** Directions **
Examine each line of the data. Copy the line if it includes the word "iPFxxxx".
Start of Data under study
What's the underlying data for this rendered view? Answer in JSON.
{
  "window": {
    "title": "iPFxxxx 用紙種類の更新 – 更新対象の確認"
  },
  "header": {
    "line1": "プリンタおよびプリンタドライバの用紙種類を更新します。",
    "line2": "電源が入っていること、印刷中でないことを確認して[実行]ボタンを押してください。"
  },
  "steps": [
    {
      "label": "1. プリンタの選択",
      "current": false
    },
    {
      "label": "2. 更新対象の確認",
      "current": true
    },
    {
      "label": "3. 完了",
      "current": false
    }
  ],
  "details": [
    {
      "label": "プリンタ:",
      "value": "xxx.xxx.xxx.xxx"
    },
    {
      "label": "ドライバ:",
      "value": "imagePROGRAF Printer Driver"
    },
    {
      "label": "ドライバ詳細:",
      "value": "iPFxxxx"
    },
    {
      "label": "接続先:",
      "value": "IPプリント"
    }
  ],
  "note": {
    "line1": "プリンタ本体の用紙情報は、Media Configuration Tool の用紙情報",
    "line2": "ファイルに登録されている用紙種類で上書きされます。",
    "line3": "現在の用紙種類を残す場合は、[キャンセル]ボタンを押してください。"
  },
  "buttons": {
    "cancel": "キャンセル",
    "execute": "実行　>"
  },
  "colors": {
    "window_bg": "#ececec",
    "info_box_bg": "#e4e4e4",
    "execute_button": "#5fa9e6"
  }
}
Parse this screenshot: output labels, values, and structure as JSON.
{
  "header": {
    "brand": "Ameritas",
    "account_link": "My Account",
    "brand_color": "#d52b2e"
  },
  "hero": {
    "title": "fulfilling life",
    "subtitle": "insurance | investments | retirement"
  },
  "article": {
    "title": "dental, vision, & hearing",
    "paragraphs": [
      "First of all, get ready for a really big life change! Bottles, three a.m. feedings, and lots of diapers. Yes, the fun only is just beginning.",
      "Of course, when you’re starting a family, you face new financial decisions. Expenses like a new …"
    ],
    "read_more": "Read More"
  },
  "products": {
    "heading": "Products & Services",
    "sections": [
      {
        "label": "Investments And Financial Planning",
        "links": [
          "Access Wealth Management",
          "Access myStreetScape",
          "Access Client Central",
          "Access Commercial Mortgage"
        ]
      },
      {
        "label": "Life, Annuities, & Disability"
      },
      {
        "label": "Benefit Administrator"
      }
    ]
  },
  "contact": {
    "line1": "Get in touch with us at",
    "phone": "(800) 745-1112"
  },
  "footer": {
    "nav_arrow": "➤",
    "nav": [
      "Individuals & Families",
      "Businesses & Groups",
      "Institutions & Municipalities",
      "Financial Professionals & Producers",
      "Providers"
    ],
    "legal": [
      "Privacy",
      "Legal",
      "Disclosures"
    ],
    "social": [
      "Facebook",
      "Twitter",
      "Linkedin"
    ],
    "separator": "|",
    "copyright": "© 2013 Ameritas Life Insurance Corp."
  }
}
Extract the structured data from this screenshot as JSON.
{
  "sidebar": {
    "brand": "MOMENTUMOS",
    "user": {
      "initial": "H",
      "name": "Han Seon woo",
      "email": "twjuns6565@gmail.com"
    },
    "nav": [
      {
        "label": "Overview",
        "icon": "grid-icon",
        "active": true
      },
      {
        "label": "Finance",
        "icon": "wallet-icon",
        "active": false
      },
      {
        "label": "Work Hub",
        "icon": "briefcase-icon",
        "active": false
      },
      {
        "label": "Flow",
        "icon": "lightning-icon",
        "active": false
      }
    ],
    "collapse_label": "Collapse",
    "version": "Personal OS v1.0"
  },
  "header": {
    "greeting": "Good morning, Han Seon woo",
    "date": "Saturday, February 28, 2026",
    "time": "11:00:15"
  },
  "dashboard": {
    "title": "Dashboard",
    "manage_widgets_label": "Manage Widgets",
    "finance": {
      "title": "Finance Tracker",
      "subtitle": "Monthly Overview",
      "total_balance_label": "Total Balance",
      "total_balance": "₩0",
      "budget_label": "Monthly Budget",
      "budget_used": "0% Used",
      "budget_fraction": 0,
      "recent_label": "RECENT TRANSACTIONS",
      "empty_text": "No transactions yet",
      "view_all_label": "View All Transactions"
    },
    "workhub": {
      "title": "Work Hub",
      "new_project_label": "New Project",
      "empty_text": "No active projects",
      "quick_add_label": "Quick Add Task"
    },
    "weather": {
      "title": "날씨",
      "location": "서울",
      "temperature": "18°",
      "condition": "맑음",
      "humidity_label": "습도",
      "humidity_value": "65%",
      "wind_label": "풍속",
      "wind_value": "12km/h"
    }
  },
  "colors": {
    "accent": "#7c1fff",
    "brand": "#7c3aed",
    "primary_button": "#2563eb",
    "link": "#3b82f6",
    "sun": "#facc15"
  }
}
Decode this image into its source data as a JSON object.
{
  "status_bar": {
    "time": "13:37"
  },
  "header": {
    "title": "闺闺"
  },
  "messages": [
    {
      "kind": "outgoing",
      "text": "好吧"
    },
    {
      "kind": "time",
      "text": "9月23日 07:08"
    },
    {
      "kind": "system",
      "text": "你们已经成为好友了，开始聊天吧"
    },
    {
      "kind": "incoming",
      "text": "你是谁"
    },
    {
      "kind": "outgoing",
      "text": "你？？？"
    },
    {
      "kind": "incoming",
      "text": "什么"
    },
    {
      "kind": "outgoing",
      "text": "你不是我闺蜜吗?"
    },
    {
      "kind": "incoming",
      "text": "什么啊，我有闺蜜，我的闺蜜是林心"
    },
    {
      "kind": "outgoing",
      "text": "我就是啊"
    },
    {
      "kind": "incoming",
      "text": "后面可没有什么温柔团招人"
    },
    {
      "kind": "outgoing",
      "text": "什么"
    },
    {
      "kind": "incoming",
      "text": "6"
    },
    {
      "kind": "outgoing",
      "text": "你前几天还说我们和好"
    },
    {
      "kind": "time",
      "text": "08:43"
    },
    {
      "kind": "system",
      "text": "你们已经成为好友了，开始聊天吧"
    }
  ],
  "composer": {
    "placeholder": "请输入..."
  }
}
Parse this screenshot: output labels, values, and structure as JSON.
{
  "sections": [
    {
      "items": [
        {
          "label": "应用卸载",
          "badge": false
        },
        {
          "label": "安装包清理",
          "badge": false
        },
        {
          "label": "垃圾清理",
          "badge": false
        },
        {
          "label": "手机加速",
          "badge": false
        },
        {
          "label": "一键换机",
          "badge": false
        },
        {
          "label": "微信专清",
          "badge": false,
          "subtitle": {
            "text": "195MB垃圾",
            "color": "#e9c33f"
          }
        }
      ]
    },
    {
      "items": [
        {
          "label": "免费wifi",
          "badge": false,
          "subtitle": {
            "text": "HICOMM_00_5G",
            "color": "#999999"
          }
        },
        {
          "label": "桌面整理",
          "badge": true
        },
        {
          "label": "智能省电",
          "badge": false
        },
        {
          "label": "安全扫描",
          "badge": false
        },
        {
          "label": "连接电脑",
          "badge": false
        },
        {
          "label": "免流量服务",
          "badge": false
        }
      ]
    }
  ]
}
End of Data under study
** Task response **
    "title": "iPFxxxx 用紙種類の更新 – 更新対象の確認"
      "value": "iPFxxxx"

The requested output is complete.